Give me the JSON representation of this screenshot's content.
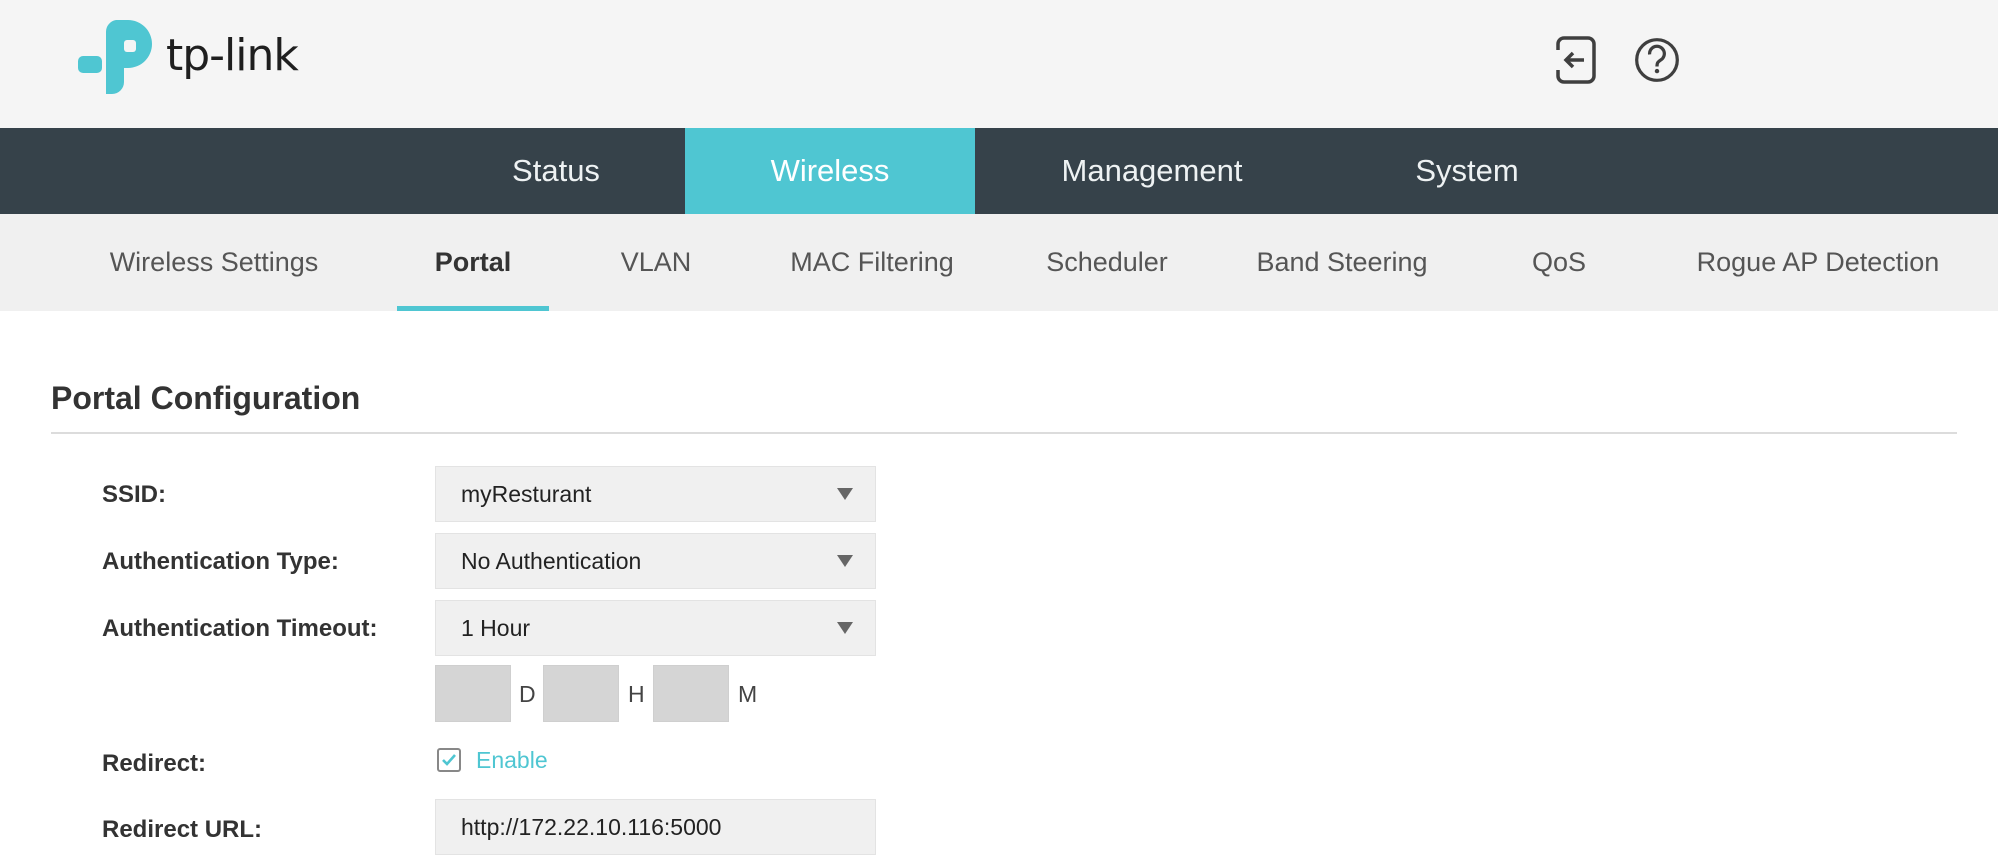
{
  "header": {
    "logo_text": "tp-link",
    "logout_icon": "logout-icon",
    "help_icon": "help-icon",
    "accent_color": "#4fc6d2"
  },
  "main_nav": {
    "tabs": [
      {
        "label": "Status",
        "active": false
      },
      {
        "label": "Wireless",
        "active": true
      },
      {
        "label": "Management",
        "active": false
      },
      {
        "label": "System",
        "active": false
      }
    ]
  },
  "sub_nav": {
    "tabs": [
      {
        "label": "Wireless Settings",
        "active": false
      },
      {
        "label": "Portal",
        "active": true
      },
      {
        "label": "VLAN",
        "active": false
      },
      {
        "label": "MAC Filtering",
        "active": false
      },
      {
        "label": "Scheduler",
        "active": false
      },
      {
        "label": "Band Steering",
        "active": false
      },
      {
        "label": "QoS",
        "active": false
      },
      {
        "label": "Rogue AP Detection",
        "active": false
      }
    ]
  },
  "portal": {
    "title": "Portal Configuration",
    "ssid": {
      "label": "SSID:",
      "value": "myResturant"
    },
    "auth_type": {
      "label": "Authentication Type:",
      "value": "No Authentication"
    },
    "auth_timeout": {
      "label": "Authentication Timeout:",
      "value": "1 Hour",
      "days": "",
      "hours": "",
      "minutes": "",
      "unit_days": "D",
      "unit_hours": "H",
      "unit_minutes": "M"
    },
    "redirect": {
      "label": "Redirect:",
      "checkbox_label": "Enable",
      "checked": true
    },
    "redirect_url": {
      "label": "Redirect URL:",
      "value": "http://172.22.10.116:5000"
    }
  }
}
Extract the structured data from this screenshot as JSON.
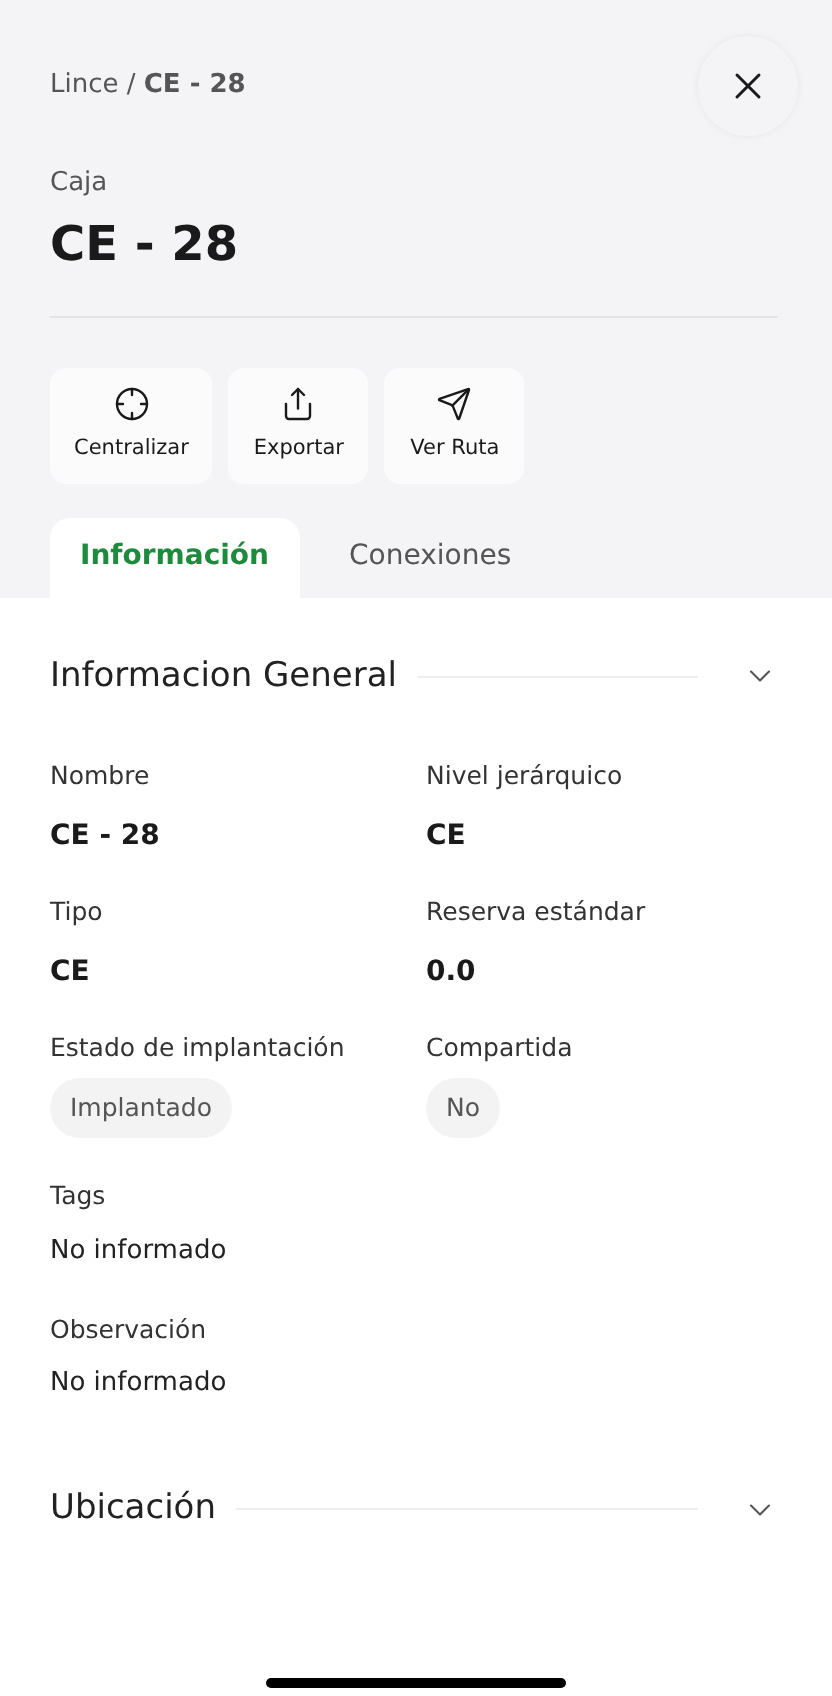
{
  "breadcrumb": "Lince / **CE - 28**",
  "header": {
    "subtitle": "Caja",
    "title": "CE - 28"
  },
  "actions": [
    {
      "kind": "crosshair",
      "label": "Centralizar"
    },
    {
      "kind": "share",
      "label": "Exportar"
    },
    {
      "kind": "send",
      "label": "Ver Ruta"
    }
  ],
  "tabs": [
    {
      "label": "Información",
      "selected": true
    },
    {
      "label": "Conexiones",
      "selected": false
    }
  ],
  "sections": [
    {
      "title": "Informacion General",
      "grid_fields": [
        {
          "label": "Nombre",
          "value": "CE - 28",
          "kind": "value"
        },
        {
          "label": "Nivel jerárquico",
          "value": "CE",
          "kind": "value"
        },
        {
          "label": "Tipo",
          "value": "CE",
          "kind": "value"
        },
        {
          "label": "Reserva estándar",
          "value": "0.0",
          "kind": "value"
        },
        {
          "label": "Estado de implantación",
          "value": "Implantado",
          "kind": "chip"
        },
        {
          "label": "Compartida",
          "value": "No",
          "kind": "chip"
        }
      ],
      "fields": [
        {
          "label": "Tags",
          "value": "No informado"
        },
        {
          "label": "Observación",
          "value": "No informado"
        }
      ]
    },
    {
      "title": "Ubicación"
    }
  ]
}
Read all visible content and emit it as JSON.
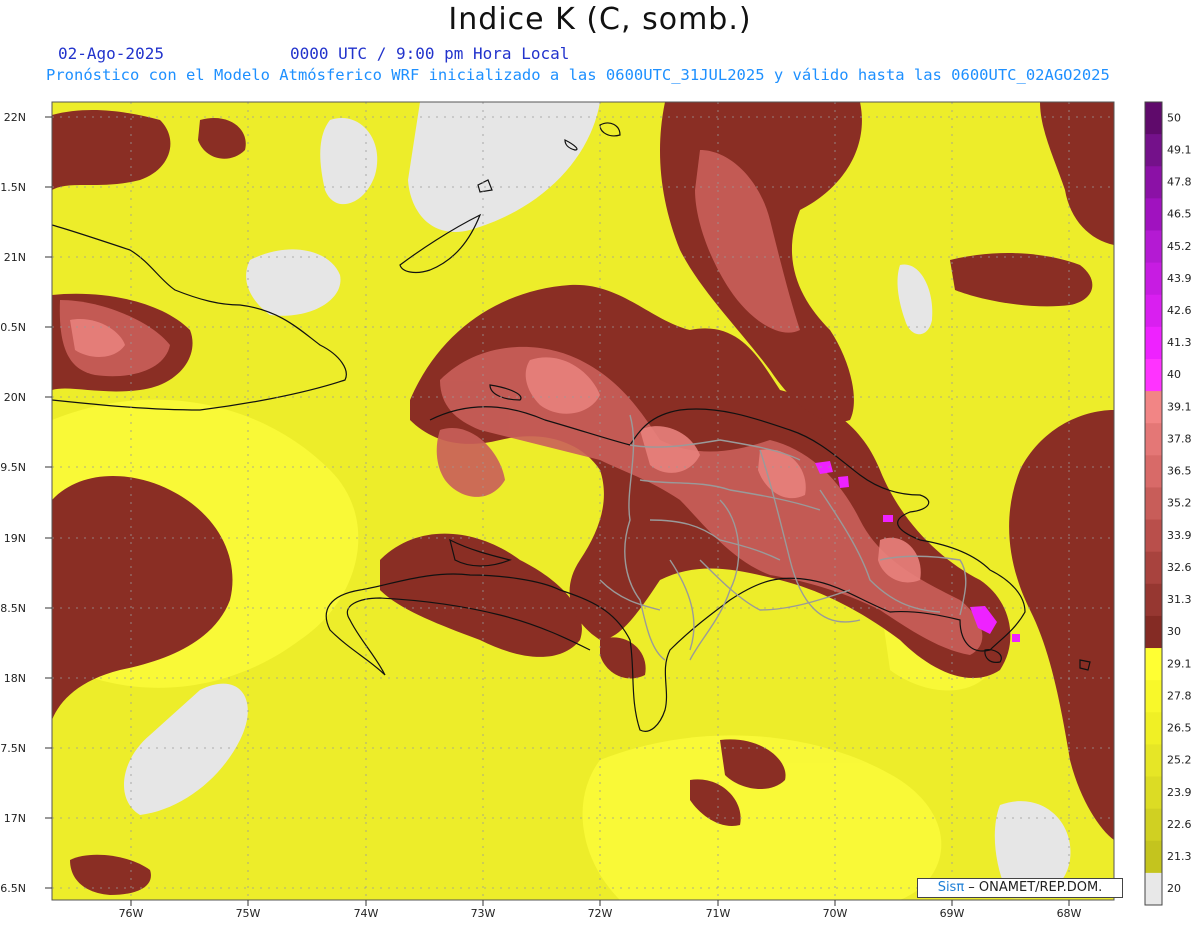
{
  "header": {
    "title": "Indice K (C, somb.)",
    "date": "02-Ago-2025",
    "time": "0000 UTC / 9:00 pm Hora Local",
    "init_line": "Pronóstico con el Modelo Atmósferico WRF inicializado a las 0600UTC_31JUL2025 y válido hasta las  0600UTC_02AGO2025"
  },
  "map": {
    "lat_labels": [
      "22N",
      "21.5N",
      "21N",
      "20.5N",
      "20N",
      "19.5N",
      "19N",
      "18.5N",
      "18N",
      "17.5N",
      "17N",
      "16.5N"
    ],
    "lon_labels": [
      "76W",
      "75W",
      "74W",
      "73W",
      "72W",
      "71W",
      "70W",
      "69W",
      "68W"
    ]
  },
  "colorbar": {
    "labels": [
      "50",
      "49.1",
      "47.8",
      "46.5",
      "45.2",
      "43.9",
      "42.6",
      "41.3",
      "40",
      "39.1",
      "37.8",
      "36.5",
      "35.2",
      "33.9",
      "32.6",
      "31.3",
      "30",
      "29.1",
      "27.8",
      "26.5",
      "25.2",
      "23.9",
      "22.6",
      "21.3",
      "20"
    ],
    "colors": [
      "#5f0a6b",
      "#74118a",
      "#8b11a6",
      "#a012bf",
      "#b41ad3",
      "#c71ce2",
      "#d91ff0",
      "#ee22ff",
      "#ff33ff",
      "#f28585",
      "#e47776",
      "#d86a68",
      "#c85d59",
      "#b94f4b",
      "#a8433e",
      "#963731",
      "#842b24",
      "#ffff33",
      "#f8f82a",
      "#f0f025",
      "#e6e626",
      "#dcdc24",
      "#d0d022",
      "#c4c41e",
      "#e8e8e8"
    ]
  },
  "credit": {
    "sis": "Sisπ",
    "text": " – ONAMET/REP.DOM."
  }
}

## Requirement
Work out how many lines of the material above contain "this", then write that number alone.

## Solved exercise
2